## MATERIAL FOR THE TASK:
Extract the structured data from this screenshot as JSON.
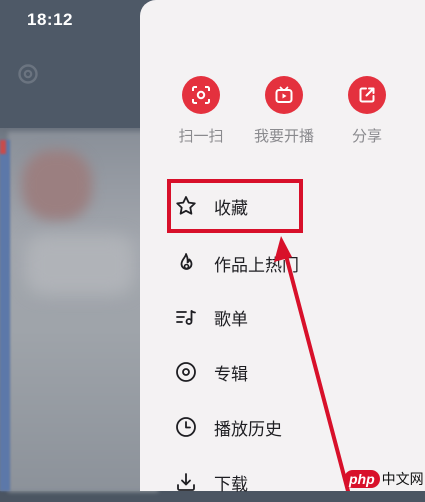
{
  "status_bar": {
    "time": "18:12"
  },
  "quick_actions": [
    {
      "label": "扫一扫",
      "icon": "scan-icon"
    },
    {
      "label": "我要开播",
      "icon": "live-tv-icon"
    },
    {
      "label": "分享",
      "icon": "share-icon"
    }
  ],
  "menu": [
    {
      "label": "收藏",
      "icon": "star-icon"
    },
    {
      "label": "作品上热门",
      "icon": "fire-icon"
    },
    {
      "label": "歌单",
      "icon": "playlist-icon"
    },
    {
      "label": "专辑",
      "icon": "album-icon"
    },
    {
      "label": "播放历史",
      "icon": "clock-icon"
    },
    {
      "label": "下载",
      "icon": "download-icon"
    }
  ],
  "watermark": {
    "brand": "php",
    "text": "中文网"
  },
  "colors": {
    "accent": "#e4313e",
    "highlight": "#d8102a",
    "panel_bg": "#f4f2f3"
  }
}
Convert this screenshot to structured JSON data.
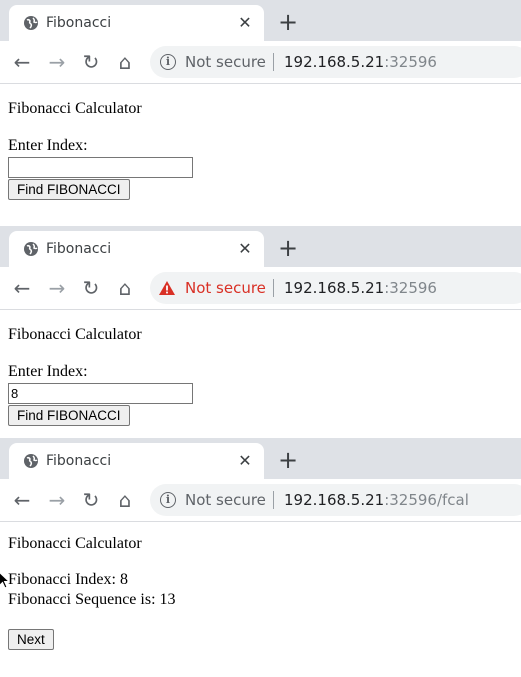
{
  "windows": [
    {
      "tab_title": "Fibonacci",
      "security_text": "Not secure",
      "security_warning": false,
      "url_host": "192.168.5.21",
      "url_rest": ":32596",
      "heading": "Fibonacci Calculator",
      "index_label": "Enter Index:",
      "index_value": "",
      "find_button": "Find FIBONACCI"
    },
    {
      "tab_title": "Fibonacci",
      "security_text": "Not secure",
      "security_warning": true,
      "url_host": "192.168.5.21",
      "url_rest": ":32596",
      "heading": "Fibonacci Calculator",
      "index_label": "Enter Index:",
      "index_value": "8",
      "find_button": "Find FIBONACCI"
    },
    {
      "tab_title": "Fibonacci",
      "security_text": "Not secure",
      "security_warning": false,
      "url_host": "192.168.5.21",
      "url_rest": ":32596/fcal",
      "heading": "Fibonacci Calculator",
      "result_index": "Fibonacci Index: 8",
      "result_sequence": "Fibonacci Sequence is: 13",
      "next_button": "Next"
    }
  ],
  "colors": {
    "tabstrip": "#dee1e6",
    "warning": "#d93025",
    "omnibox": "#f1f3f4"
  }
}
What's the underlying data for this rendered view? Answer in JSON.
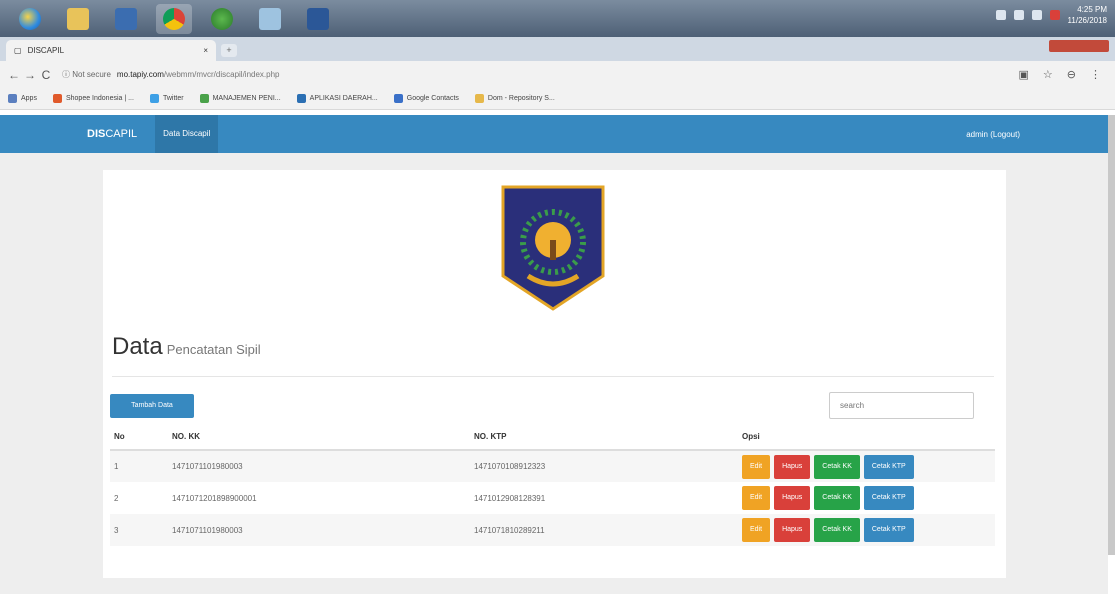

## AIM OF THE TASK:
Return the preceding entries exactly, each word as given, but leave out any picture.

## THE ANSWER:
Extract the structured data from this screenshot as JSON.
{
  "status_bar": {
    "time": "18:12"
  },
  "quick_actions": [
    {
      "label": "扫一扫",
      "icon": "scan-icon"
    },
    {
      "label": "我要开播",
      "icon": "live-tv-icon"
    },
    {
      "label": "分享",
      "icon": "share-icon"
    }
  ],
  "menu": [
    {
      "label": "收藏",
      "icon": "star-icon"
    },
    {
      "label": "作品上热门",
      "icon": "fire-icon"
    },
    {
      "label": "歌单",
      "icon": "playlist-icon"
    },
    {
      "label": "专辑",
      "icon": "album-icon"
    },
    {
      "label": "播放历史",
      "icon": "clock-icon"
    },
    {
      "label": "下载",
      "icon": "download-icon"
    }
  ],
  "watermark": {
    "brand": "php",
    "text": "中文网"
  },
  "colors": {
    "accent": "#e4313e",
    "highlight": "#d8102a",
    "panel_bg": "#f4f2f3"
  }
}
Convert this screenshot to structured JSON data.
{
  "windows": [
    {
      "tab_title": "Fibonacci",
      "security_text": "Not secure",
      "security_warning": false,
      "url_host": "192.168.5.21",
      "url_rest": ":32596",
      "heading": "Fibonacci Calculator",
      "index_label": "Enter Index:",
      "index_value": "",
      "find_button": "Find FIBONACCI"
    },
    {
      "tab_title": "Fibonacci",
      "security_text": "Not secure",
      "security_warning": true,
      "url_host": "192.168.5.21",
      "url_rest": ":32596",
      "heading": "Fibonacci Calculator",
      "index_label": "Enter Index:",
      "index_value": "8",
      "find_button": "Find FIBONACCI"
    },
    {
      "tab_title": "Fibonacci",
      "security_text": "Not secure",
      "security_warning": false,
      "url_host": "192.168.5.21",
      "url_rest": ":32596/fcal",
      "heading": "Fibonacci Calculator",
      "result_index": "Fibonacci Index: 8",
      "result_sequence": "Fibonacci Sequence is: 13",
      "next_button": "Next"
    }
  ],
  "colors": {
    "tabstrip": "#dee1e6",
    "warning": "#d93025",
    "omnibox": "#f1f3f4"
  }
}
What's the underlying data for this rendered view? Answer in JSON.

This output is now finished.